Revenue stream word cloud concept on grey background

Test Kitchen is an ongoing print column and online blog by the Publisher of Brewer Magazine and Test Kitchen Owner, Tyler Montgomery. With a 1.5-barrel brewhouse launched in 2019 that expanded into a 10-barrel facility in 2021, this is his experience and notes from the journey along with reviews of products and services.

Being a new brewery comes with so many ups and downs.

One of the major perks of being new is the ability to fail with little to no reflection from your local customer base — of course, you will have some but let’s keep the blinders up.

In the launch of any business, failure is an absolute must. You’ve got to experiment with new creations and events surrounding your space.

In the first eight months, we spent a lot of time designing, brewing, and releasing new beers. We worked diligently with the brews we launched with, but as a small brewery, we continually tried to create new and unique beers for our people.

Additionally, we experimented with unique party ideas, musical acts, and even several weeks of comedy. All of which came with good days and bad.

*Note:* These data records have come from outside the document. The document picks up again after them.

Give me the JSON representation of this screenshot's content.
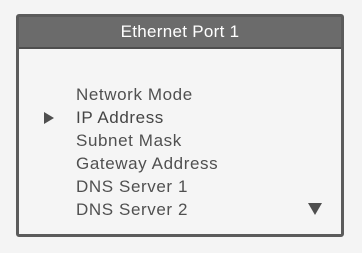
{
  "header": {
    "title": "Ethernet Port 1"
  },
  "menu": {
    "selected_index": 1,
    "items": [
      {
        "label": "Network Mode"
      },
      {
        "label": "IP Address"
      },
      {
        "label": "Subnet Mask"
      },
      {
        "label": "Gateway Address"
      },
      {
        "label": "DNS Server 1"
      },
      {
        "label": "DNS Server 2"
      }
    ]
  },
  "icons": {
    "cursor": "selection-arrow-right-icon",
    "scroll": "scroll-down-triangle-icon"
  },
  "colors": {
    "title_bar": "#6b6b6b",
    "border": "#5b5b5b",
    "text": "#505050",
    "background": "#f5f5f5"
  }
}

By the time we opened our second location at the end of 2021, we were ready to play a different game. While it’s not always the most exciting maneuver, following your numbers plays a crucial role in the success of your business.

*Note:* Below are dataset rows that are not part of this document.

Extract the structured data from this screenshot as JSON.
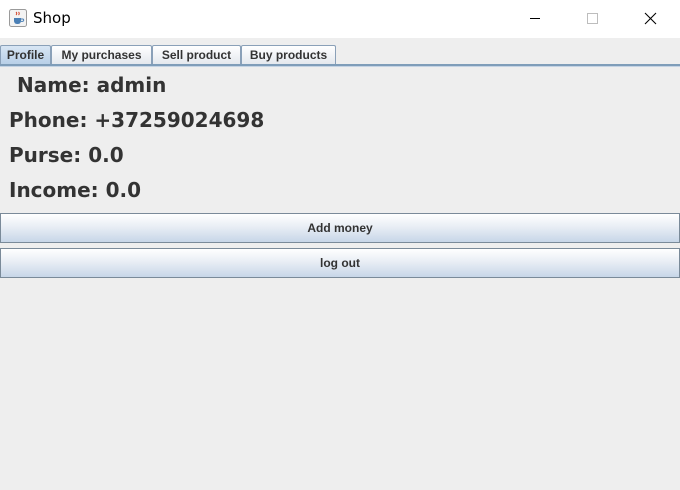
{
  "window": {
    "title": "Shop",
    "app_icon": "java-cup-icon"
  },
  "tabs": [
    {
      "label": "Profile",
      "selected": true
    },
    {
      "label": "My purchases",
      "selected": false
    },
    {
      "label": "Sell product",
      "selected": false
    },
    {
      "label": "Buy products",
      "selected": false
    }
  ],
  "profile": {
    "name": "Name: admin",
    "phone": "Phone: +37259024698",
    "purse": "Purse: 0.0",
    "income": "Income: 0.0"
  },
  "buttons": {
    "add_money": "Add money",
    "log_out": "log out"
  },
  "colors": {
    "tab_selected": "#b8cfe7",
    "tab_border": "#7f9db9",
    "background": "#eeeeee"
  }
}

Even in our small location, we began utilizing TOAST for our POS. Of course, no POS is perfect and they all come with their annoyances, but for us, this software has been a critical element.

It’s easy for our staff including the front of the house and back. Even our brewing staff utilizes it to track hours.

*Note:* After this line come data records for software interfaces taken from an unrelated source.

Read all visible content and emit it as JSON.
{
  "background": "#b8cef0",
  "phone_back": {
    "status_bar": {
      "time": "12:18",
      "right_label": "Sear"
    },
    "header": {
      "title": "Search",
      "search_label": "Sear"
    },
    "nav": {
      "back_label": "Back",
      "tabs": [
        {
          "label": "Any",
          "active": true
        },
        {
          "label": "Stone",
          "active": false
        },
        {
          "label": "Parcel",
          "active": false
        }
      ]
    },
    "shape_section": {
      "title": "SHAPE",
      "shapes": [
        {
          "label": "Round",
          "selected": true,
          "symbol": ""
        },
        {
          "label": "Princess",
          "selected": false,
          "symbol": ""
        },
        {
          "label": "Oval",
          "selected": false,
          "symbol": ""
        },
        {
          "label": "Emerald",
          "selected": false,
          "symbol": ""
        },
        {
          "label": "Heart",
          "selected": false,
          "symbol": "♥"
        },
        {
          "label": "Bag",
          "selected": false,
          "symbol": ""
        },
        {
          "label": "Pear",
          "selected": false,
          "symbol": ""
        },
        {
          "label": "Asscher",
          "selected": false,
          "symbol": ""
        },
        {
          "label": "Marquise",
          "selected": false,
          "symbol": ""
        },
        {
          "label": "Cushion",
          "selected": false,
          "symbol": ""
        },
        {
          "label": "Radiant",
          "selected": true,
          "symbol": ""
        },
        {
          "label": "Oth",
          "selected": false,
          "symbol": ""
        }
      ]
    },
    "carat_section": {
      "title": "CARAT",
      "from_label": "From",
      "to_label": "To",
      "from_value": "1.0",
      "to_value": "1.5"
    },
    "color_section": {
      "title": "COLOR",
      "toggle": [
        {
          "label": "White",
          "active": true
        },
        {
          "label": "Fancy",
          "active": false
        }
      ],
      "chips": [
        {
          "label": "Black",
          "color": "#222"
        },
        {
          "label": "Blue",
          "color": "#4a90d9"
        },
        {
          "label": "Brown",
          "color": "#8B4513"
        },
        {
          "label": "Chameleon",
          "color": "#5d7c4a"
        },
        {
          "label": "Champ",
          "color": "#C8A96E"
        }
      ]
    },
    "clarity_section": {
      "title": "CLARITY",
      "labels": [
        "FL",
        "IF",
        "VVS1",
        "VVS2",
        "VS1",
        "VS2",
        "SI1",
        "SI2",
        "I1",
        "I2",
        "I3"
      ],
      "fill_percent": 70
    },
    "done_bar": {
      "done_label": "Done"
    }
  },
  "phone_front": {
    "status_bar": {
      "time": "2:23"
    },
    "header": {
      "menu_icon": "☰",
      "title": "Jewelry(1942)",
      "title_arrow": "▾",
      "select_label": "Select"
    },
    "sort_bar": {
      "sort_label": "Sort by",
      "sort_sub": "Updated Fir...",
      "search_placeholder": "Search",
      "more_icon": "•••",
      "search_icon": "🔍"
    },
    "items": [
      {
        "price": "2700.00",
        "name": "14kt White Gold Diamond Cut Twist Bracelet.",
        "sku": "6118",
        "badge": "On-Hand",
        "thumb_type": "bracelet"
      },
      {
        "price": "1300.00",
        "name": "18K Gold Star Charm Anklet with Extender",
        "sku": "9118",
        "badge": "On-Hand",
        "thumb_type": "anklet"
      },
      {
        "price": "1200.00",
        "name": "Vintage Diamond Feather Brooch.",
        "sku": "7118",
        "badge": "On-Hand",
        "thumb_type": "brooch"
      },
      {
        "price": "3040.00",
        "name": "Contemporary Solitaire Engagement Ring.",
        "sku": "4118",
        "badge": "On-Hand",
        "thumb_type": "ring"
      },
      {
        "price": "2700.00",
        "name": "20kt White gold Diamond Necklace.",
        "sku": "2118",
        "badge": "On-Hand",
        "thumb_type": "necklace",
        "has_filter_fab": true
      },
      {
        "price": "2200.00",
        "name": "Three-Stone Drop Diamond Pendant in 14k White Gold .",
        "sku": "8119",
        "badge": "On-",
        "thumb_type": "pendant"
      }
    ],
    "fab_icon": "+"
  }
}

The analytics are good enough to help you know the direction customers are taking with your products, peak hours, and tax reporting needs.

During the expansion, we started leaning on our data heavily. If you watch Shark Tank you probably know how much Mr. Wonderful takes numbers into account. It’s the No. 1 driving force for your business.

Over the past year, we’ve adjusted hours, beer design, and events simply based on our numbers.

At the time, three and half years in by that point, we were able to get a full picture of exactly what moved our clients.

We used this data to expand into Lagers — our town finally caught up to the craft Lager boom — implement games such as pinball and pool, adjust our seating, and operating hours, and eliminate music from our business. The latter comes with many sad faces, including my own.

The beauty of a new business is you can operate from the dreams you had before opening. You can implement ideas as a hypothesis from emotion rather than hard data. As your brewery grows you will need to spend time analyzing the data and watch your brewery operate around that information.

Indeed, numbers don’t always show the whole picture, but when you’re continually looking at your numbers and watching your brewery react around that known information you’ll be able to see what’s working and what’s not.

Lastly, the numbers will tell you what has worked in the past and what hasn’t. With every passing week, you’ll receive a more clear picture of what your customers desire. This will account for everything from taproom sales to distribution. Hopefully, you’ll be like me and find comfort in the data and less in throwing noodles at the wall.

Be the first to comment

Leave a Reply

Your email address will not be published.